The company reported said its net income of $113 million, or 8 cents a share, in the latest quarter, up from $46 million, or 3 cents a share, in the 2011 quarter. The company’s profit grew despite a 3 percent drop in sales, particularly of the company’s best-selling products, implantable defibrillators and stents.
Excluding reorganization and other one-time charges, the company earned $220 million, or 15 cents a share, on $1.87 billion in sales. Analysts polled by FactSet had expected earnings of 8 cents a share on sales of $1.86 billion.
Boston Scientific’s chief executive, Hank Kucheman, said the results suggested “continued progress toward improving our future growth profile and in executing our strategic plan.”

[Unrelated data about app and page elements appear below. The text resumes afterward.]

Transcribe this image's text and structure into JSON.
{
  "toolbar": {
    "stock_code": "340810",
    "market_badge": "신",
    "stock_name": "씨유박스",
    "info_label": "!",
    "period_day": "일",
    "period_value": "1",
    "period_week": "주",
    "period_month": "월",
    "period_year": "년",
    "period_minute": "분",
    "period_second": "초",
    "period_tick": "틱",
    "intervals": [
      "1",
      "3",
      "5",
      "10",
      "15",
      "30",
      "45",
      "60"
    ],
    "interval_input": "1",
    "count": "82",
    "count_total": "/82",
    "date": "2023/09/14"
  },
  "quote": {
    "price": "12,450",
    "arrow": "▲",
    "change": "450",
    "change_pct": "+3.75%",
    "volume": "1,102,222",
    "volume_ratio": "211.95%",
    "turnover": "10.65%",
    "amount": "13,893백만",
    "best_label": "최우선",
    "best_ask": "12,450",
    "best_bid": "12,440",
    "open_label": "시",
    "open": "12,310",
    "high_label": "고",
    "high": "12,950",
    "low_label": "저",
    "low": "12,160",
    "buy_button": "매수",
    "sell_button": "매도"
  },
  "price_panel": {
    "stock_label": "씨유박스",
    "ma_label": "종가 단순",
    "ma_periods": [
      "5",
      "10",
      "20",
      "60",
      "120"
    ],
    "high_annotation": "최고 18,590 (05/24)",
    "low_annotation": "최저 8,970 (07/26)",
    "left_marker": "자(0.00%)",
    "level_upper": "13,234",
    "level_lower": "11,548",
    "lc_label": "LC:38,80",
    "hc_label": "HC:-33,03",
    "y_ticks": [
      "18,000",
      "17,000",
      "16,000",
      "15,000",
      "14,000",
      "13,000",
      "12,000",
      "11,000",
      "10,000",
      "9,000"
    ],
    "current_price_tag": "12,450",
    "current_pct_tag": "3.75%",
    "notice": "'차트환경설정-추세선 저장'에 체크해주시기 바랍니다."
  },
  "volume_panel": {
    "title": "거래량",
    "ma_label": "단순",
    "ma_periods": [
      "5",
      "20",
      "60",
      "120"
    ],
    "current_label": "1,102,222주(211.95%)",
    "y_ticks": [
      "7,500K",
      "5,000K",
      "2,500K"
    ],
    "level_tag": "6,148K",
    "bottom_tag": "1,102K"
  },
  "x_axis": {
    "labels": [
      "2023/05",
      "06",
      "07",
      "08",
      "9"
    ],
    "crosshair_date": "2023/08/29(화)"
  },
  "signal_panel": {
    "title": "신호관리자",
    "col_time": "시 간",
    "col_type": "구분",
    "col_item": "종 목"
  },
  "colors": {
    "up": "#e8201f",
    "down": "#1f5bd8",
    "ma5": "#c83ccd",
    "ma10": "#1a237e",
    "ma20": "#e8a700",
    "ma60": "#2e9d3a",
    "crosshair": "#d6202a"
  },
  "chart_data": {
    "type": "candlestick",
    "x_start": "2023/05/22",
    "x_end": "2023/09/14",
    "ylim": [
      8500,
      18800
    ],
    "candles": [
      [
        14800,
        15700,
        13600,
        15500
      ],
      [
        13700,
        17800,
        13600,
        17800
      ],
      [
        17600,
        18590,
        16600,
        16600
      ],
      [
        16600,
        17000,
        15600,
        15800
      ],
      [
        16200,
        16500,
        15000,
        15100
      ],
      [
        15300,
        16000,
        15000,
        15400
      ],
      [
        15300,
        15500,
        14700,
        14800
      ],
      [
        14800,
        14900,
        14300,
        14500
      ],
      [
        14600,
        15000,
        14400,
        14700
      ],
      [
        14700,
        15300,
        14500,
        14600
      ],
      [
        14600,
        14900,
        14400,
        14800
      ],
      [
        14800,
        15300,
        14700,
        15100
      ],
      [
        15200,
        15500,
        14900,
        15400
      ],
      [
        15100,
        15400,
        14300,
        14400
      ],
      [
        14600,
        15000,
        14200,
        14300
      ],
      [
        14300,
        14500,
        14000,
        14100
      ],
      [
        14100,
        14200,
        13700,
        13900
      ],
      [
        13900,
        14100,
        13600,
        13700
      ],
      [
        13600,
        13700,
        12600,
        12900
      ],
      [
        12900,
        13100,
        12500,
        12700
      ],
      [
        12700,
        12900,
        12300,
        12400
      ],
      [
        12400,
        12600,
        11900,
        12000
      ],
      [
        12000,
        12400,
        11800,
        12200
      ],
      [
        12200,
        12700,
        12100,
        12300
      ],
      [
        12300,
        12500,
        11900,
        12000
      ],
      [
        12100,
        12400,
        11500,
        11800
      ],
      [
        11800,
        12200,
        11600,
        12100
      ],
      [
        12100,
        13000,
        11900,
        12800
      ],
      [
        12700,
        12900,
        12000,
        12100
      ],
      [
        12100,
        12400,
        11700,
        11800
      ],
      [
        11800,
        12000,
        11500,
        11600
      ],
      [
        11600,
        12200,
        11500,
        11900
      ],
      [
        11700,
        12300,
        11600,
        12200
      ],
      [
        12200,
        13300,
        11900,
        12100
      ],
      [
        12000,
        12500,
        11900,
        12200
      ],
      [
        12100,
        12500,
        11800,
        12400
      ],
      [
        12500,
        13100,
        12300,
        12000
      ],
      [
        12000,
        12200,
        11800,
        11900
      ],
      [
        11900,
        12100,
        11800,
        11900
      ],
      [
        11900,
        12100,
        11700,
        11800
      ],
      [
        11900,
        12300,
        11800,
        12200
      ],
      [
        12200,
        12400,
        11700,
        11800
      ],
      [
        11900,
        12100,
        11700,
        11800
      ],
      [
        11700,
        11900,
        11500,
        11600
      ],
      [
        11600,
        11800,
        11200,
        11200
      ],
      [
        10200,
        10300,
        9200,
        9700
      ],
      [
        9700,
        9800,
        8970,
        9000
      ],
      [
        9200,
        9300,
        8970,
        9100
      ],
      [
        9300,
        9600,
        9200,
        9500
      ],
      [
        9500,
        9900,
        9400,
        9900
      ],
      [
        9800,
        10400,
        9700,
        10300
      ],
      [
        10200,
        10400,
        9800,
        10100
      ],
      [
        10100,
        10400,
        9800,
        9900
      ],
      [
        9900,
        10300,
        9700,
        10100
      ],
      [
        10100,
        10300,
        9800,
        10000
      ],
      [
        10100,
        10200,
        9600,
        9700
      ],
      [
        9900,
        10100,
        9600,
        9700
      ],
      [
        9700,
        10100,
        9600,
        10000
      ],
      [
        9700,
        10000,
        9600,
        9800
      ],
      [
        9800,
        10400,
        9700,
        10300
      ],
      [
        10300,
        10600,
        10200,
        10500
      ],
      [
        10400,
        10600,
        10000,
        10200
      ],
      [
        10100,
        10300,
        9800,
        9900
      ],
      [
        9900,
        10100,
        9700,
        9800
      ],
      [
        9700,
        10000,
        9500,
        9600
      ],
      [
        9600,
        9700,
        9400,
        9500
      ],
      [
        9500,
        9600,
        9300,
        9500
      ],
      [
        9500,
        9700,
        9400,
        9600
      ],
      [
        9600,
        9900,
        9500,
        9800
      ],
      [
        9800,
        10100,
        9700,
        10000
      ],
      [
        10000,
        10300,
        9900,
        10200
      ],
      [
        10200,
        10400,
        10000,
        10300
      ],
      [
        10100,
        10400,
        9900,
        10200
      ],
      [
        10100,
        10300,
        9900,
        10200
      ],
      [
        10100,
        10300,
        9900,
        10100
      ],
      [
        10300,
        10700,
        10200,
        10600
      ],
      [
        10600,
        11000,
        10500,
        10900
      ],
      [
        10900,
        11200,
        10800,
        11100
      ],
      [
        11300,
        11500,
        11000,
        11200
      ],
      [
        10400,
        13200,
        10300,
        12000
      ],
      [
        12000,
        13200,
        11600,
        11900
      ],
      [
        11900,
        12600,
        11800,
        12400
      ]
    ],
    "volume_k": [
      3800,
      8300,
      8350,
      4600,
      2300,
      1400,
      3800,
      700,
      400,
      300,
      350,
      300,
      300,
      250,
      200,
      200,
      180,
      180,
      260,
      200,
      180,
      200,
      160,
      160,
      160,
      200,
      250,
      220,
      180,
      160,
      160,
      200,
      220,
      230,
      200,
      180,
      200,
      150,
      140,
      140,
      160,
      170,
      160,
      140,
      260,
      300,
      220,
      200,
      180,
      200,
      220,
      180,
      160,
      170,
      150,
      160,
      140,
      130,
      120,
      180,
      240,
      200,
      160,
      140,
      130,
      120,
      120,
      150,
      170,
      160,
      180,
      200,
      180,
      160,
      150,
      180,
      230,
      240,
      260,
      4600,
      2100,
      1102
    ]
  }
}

Sales in the company’s interventional cardiology unit, which includes stents, fell 5 percent, to $603 million. Sales of the cardiac rhythm management unit, which includes pacemakers and defibrillators, fell 10 percent, to $501 million. Sales of both types of devices have been hurt by concerns they are overused and by spending cutbacks at hospitals struggling from the weak economy.
Shares in the company rose 5.6 percent on Thursday, to $5.85.
For the second quarter, Boston Scientific forecast earnings of 6 to 9 cents a share on revenue of $1.85 billion to $1.95 billion.
Looking ahead, the company said it still expected to earn 25 cents to 38 cents a share for the full year, or 60 cents to 70 cents a share excluding one-time items.
Boston Scientific narrowed its revenue guidance to $7.35 billion to $7.65 billion from a February range of $7.3 billion to $7.7 billion. According to FactSet, analysts expect full-year earnings of 42 cents a share on revenue of $7.47 billion.
New York Times